Our driver Mr Singh was late this morning due to heavy traffic inDelhi traffic, but then there is always heavy traffic in Delhi. But he did eventually show up and soon after we were off to Rajastan, the land of the fabled Maharaja palaces and impregnable fortresses. The land of untold wealth and poverty.
Mr Singh’s car is a Suzuki Esteem, a compact car popular in India. We knew we’d be traveling for anywhere from 6-9 hours a day so we upgraded to the “luxury car”. In India, I guess the Suzuki Esteem is considered a luxury car. It was a little cramped in the back and the head rests of the front seats did obstruct the view through the windshield, but we were comfortable, the car had air conditioning and it was always clean. Mr Singh took great pride in his car and his job, always arriving to work in a clean pressed grey driving uniform and the back seat was always covered with a clean white cotton cover.
We were off to a mostly desert region of India, a contrast of incredibly poor villages built around artisitcly astounding wealthy temples and oppulent Palaces andFortresses. It is a rich heritage of Mughal architecture and medieval culture. The smells, the colors, the dances, spices and food. We were ready and eager. It was definitely a place unlike anything we’d ever seen before.
Our first destination was to the medieval city of Mandawa in the Shekhawati region, in northern Rajasthan. What was supposed to be a 6 hour drive ended up as 12 hours. It was a tough day, but a great story.
It is 248 km from Delhi to Mandawar. With a good road in nay other country it might take about 2-2.5 hours to travel. In India, most roads are barely two lanes; actually it’s a wide one lane. When a car or truck comes in the other direction, you drive off the road to give them the right away. This was our first realization about driving in India. The second was that Mr Singh had no idea where he was going. But that was OK. At every village along the road, he rolled down the window and yelled out to the locals, where is Manadawar? After 5 hours of camels, oxen, cows, carts, scooters, trucks and villagers in very traditional clothing, we finally came to a very abrupt halt. Our one road was closed. Apparently the locals were upset with their allotment of 6 hours of electricity a day and wanted more (I think they wanted an extra 2 hours). Since there was only one road, it was easy for them to cause a major interruption. And so we pulled off the road into the parking lot of the Hotel Pal, a 1950’s ranch style motel and joined the other waylaid travelers; two busloads of Belgians, a car filled with Brits and another carfull of Germans, about 70 in all. The hotel had a swimming pool and a vending machine and within minutes of our arrival, the local villages were upon us with snake baskets and trinkets. After an hour or so, the collective group of tour agents managed to call several influential friends and arranged for a Police escort, but the police wouldn’t go through the road block. They didn’t want to cause an “incident”. Instead, they took us on the secret back roads, through the desert; no roads, only sand…a place where only camels dare to tread.

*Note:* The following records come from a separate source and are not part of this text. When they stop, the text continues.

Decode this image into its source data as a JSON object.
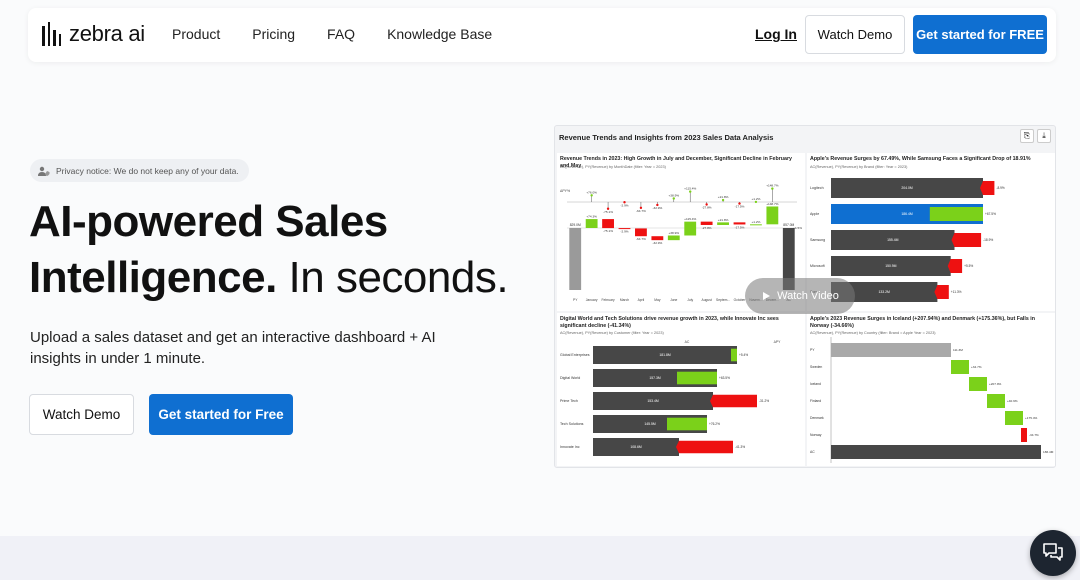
{
  "header": {
    "logo_text": "zebra ai",
    "nav": [
      "Product",
      "Pricing",
      "FAQ",
      "Knowledge Base"
    ],
    "login": "Log In",
    "watch_demo": "Watch Demo",
    "get_started": "Get started for FREE"
  },
  "hero": {
    "privacy_notice": "Privacy notice: We do not keep any of your data.",
    "title_line1": "AI-powered Sales",
    "title_line2_bold": "Intelligence.",
    "title_line2_light": "In seconds.",
    "subtitle": "Upload a sales dataset and get an interactive dashboard + AI insights in under 1 minute.",
    "watch_demo": "Watch Demo",
    "get_started": "Get started for Free"
  },
  "dashboard": {
    "title": "Revenue Trends and Insights from 2023 Sales Data Analysis",
    "video_label": "Watch Video",
    "colors": {
      "increase": "#7bd11a",
      "decrease": "#ee1111",
      "bar": "#474747",
      "prior": "#a9a9a9",
      "highlight": "#0f6fd1"
    },
    "panel1": {
      "title": "Revenue Trends in 2023: High Growth in July and December, Significant Decline in February and May",
      "subtitle": "AC(Revenue), PY(Revenue) by MonthDate (filter: Year = 2023)",
      "months": [
        "PY",
        "January",
        "February",
        "March",
        "April",
        "May",
        "June",
        "July",
        "August",
        "Septem...",
        "October",
        "Novem...",
        "Decem...",
        "AC"
      ],
      "pct_labels": [
        "+76.0%",
        "-75.1%",
        "-2.9%",
        "-64.7%",
        "-32.9%",
        "+38.9%",
        "+115.4%",
        "-27.8%",
        "+21.8%",
        "-17.5%",
        "+1.2%",
        "+148.7%"
      ],
      "var_labels": [
        "+74.3%",
        "-75.1%",
        "-2.9%",
        "-64.7%",
        "-32.9%",
        "+38.9%",
        "+115.4%",
        "-27.8%",
        "+21.8%",
        "-17.5%",
        "+1.2%",
        "+148.7%"
      ],
      "side_labels": [
        "ΔPY%",
        "+1.5%"
      ],
      "py_label": "829.0M",
      "ac_label": "857.0M",
      "variances": [
        74.3,
        -75.1,
        -2.9,
        -64.7,
        -32.9,
        38.9,
        115.4,
        -27.8,
        21.8,
        -17.5,
        1.2,
        148.7
      ]
    },
    "panel2": {
      "title": "Apple's Revenue Surges by 67.49%, While Samsung Faces a Significant Drop of 18.91%",
      "subtitle": "AC(Revenue), PY(Revenue) by Brand (filter: Year = 2023)",
      "rows": [
        {
          "name": "Logitech",
          "value": "204.0M",
          "bar": 0.8,
          "delta": "-8.9%",
          "dtype": "dec",
          "dsize": 0.06
        },
        {
          "name": "Apple",
          "value": "186.4M",
          "bar": 0.8,
          "delta": "+67.5%",
          "dtype": "inc",
          "dsize": 0.28,
          "highlight": true
        },
        {
          "name": "Samsung",
          "value": "155.4M",
          "bar": 0.65,
          "delta": "-18.9%",
          "dtype": "dec",
          "dsize": 0.14
        },
        {
          "name": "Microsoft",
          "value": "150.9M",
          "bar": 0.63,
          "delta": "+5.5%",
          "dtype": "dec",
          "dsize": 0.06
        },
        {
          "name": "Sony",
          "value": "133.2M",
          "bar": 0.56,
          "delta": "+11.3%",
          "dtype": "dec",
          "dsize": 0.06
        }
      ]
    },
    "panel3": {
      "title": "Digital World and Tech Solutions drive revenue growth in 2023, while Innovate Inc sees significant decline (-41.34%)",
      "subtitle": "AC(Revenue), PY(Revenue) by Customer (filter: Year = 2023)",
      "col_labels": [
        "AC",
        "ΔPY"
      ],
      "rows": [
        {
          "name": "Global Enterprises",
          "value": "181.8M",
          "bar": 0.72,
          "delta": "+5.4%",
          "dtype": "inc",
          "dsize": 0.03
        },
        {
          "name": "Digital World",
          "value": "157.3M",
          "bar": 0.62,
          "delta": "+63.5%",
          "dtype": "inc",
          "dsize": 0.2
        },
        {
          "name": "Prime Tech",
          "value": "153.4M",
          "bar": 0.6,
          "delta": "-31.2%",
          "dtype": "dec",
          "dsize": 0.22
        },
        {
          "name": "Tech Solutions",
          "value": "145.5M",
          "bar": 0.57,
          "delta": "+76.2%",
          "dtype": "inc",
          "dsize": 0.2
        },
        {
          "name": "Innovate Inc",
          "value": "108.6M",
          "bar": 0.43,
          "delta": "-41.3%",
          "dtype": "dec",
          "dsize": 0.27
        }
      ]
    },
    "panel4": {
      "title": "Apple's 2023 Revenue Surges in Iceland (+207.94%) and Denmark (+175.36%), but Falls in Norway (-34.66%)",
      "subtitle": "AC(Revenue), PY(Revenue) by Country (filter: Brand = Apple Year = 2023)",
      "rows": [
        {
          "name": "PY",
          "label": "111.3M"
        },
        {
          "name": "Sweden",
          "label": "+34.7%"
        },
        {
          "name": "Iceland",
          "label": "+207.9%"
        },
        {
          "name": "Finland",
          "label": "+40.9%"
        },
        {
          "name": "Denmark",
          "label": "+175.4%"
        },
        {
          "name": "Norway",
          "label": "-34.7%"
        },
        {
          "name": "AC",
          "label": "186.4M"
        }
      ]
    }
  }
}
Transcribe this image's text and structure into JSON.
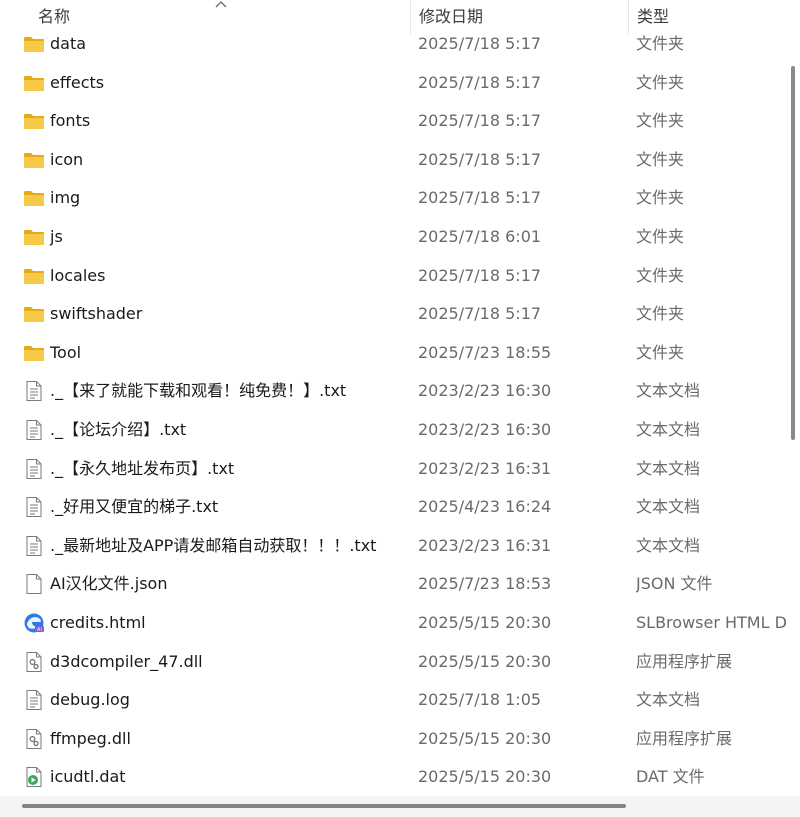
{
  "columns": {
    "name": "名称",
    "date": "修改日期",
    "type": "类型"
  },
  "files": [
    {
      "name": "data",
      "date": "2025/7/18 5:17",
      "type": "文件夹",
      "icon": "folder-icon"
    },
    {
      "name": "effects",
      "date": "2025/7/18 5:17",
      "type": "文件夹",
      "icon": "folder-icon"
    },
    {
      "name": "fonts",
      "date": "2025/7/18 5:17",
      "type": "文件夹",
      "icon": "folder-icon"
    },
    {
      "name": "icon",
      "date": "2025/7/18 5:17",
      "type": "文件夹",
      "icon": "folder-icon"
    },
    {
      "name": "img",
      "date": "2025/7/18 5:17",
      "type": "文件夹",
      "icon": "folder-icon"
    },
    {
      "name": "js",
      "date": "2025/7/18 6:01",
      "type": "文件夹",
      "icon": "folder-icon"
    },
    {
      "name": "locales",
      "date": "2025/7/18 5:17",
      "type": "文件夹",
      "icon": "folder-icon"
    },
    {
      "name": "swiftshader",
      "date": "2025/7/18 5:17",
      "type": "文件夹",
      "icon": "folder-icon"
    },
    {
      "name": "Tool",
      "date": "2025/7/23 18:55",
      "type": "文件夹",
      "icon": "folder-icon"
    },
    {
      "name": "._【来了就能下载和观看！纯免费！】.txt",
      "date": "2023/2/23 16:30",
      "type": "文本文档",
      "icon": "text-file-icon"
    },
    {
      "name": "._【论坛介绍】.txt",
      "date": "2023/2/23 16:30",
      "type": "文本文档",
      "icon": "text-file-icon"
    },
    {
      "name": "._【永久地址发布页】.txt",
      "date": "2023/2/23 16:31",
      "type": "文本文档",
      "icon": "text-file-icon"
    },
    {
      "name": "._好用又便宜的梯子.txt",
      "date": "2025/4/23 16:24",
      "type": "文本文档",
      "icon": "text-file-icon"
    },
    {
      "name": "._最新地址及APP请发邮箱自动获取！！！.txt",
      "date": "2023/2/23 16:31",
      "type": "文本文档",
      "icon": "text-file-icon"
    },
    {
      "name": "AI汉化文件.json",
      "date": "2025/7/23 18:53",
      "type": "JSON 文件",
      "icon": "blank-file-icon"
    },
    {
      "name": "credits.html",
      "date": "2025/5/15 20:30",
      "type": "SLBrowser HTML D",
      "icon": "browser-icon"
    },
    {
      "name": "d3dcompiler_47.dll",
      "date": "2025/5/15 20:30",
      "type": "应用程序扩展",
      "icon": "dll-file-icon"
    },
    {
      "name": "debug.log",
      "date": "2025/7/18 1:05",
      "type": "文本文档",
      "icon": "text-file-icon"
    },
    {
      "name": "ffmpeg.dll",
      "date": "2025/5/15 20:30",
      "type": "应用程序扩展",
      "icon": "dll-file-icon"
    },
    {
      "name": "icudtl.dat",
      "date": "2025/5/15 20:30",
      "type": "DAT 文件",
      "icon": "media-file-icon"
    }
  ],
  "colors": {
    "folder": "#f7c948",
    "folder_dark": "#e8a917",
    "browser_blue": "#2d7be5",
    "media_green": "#3aa757"
  }
}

The two buses seemed fine with the soft terrain. They were heavy enough to get some tracion. The cars didn’ do so well, and every so often, people had to get out of the buses and push the cars out of one sand dune into another. The very tribal villagers of the Shekhawati ran out to the front of their huts and watched the convoy. We were sure they’d never seen anything like us before. They were probably certain we’d never seen anything like them before either. By the looks of their huts, they should have been protesting for better living conditions, not just electricity. Some families were barely living inside the protection of old tree branches glowing in the night from a small fire. It was a very dark. Men stared at us through the car window gripping tight to their machetes and axes. There were a few times when I looked over to Gretchen and said, “Honey, this could be the last adventure”.
Several times during the trip through the desert, the police stopped their jeeps for the “traditional” shake down. They refused to ake us any further until we all gave them 50 rupee each (about $1). We were told it was to pay people for the right to pass through their land. We knew better. After 3 “payments”, the Police escort finally dropped us off a few Kilometers away from Manadawar.
It was after 12midnight and the hotel desk clerk was extrememly concerned, not for our safey or inconvenience though, the grand buffet and entertainment he had prepared was waiting for us for almost 6 hours. The sterno cans were evaporating and the food was beginning to get cold and he had probably already paid the dancers and musicans.We were told to please hurry to the buffet. Our appearance in the courtyard was enought of a signal the start to the entertainment.
We’re stayin in an 18th century Palace known to us as the Palace Mandawa. The desk clerk has given us the Maharani’s apartments. There is a very large round bed in the middle of a Mughal style room surrounded by ornately carved windows.
We finally got to sleep around 2am, but only for an hour or so. There was a wedding in the village and traditional Indian weddings go on all night. Lots of signing, dancing and very loud music.
Mandawa is known for its havelis, the grand home of the wealthy families. In the Shekhawati, the havelis are painted with vibrant frescoes on the walls.